A recent report by public spending watchdog Audit Scotland has warned that the public sector faces ongoing cuts, mergers and increased charges for services.
As a coalition of leading independent and third sector providers, we are deeply concerned by these potential cuts to vital children's services and have launched a major campaign to protect against them. Local authorities are consulting on their budget proposals against a backdrop of the highest demand for children's services since 1981, with the latest figures highlighting that 16,248 children are currently looked after by local authorities, a figure that has increased each year since 2001.
In addition, those with additional support needs in Scotland have increased fourfold since 2002 and now stand at 118,034. And just this week it was reported that more than half of Scotland's local authorities are predicting overspends of current social work budgets totalling more than #163;35 million - a key contributor to which is the rising cost of caring for vulnerable children.
Local authorities are therefore being required to achieve more with less, and this serves only to increase the barriers that children's services departments face in delivering the best outcomes for vulnerable young people. In fact, as the Joseph Rowntree Foundation recently commented, "we are slowly but inexorably creating a more divided society", effectively cutting off those who require the most support and creating a lost generation whose cost to society in the long term will far outweigh any public sector cuts.
Cutting already diminished resources is simply not an option and we would urge local authorities to protect services for children and young people, using the current financial environment as an opportunity to explore the potential for public service reform and the delivery of services in the most effective and efficient manner.

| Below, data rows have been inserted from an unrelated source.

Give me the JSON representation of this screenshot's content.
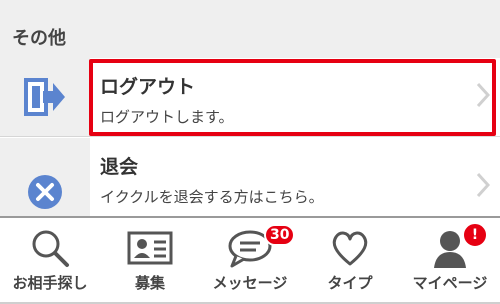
{
  "section": {
    "title": "その他"
  },
  "rows": [
    {
      "title": "ログアウト",
      "subtitle": "ログアウトします。",
      "icon": "logout-icon"
    },
    {
      "title": "退会",
      "subtitle": "イククルを退会する方はこちら。",
      "icon": "close-circle-icon"
    }
  ],
  "tabs": [
    {
      "label": "お相手探し",
      "icon": "search-icon"
    },
    {
      "label": "募集",
      "icon": "profile-card-icon"
    },
    {
      "label": "メッセージ",
      "icon": "chat-bubble-icon",
      "badge": "30"
    },
    {
      "label": "タイプ",
      "icon": "heart-icon"
    },
    {
      "label": "マイページ",
      "icon": "person-icon",
      "badge": "!"
    }
  ],
  "colors": {
    "accent_red": "#e60012",
    "icon_blue": "#5b84cf",
    "section_bg": "#efefef"
  }
}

Tom McGhee, managing director, Spark of Genius; Duncan Dunlop, chief executive, Who Cares? Scotland; Stuart Jacob, director, Falkland House School and three more
Scottish Children's Services Coalition.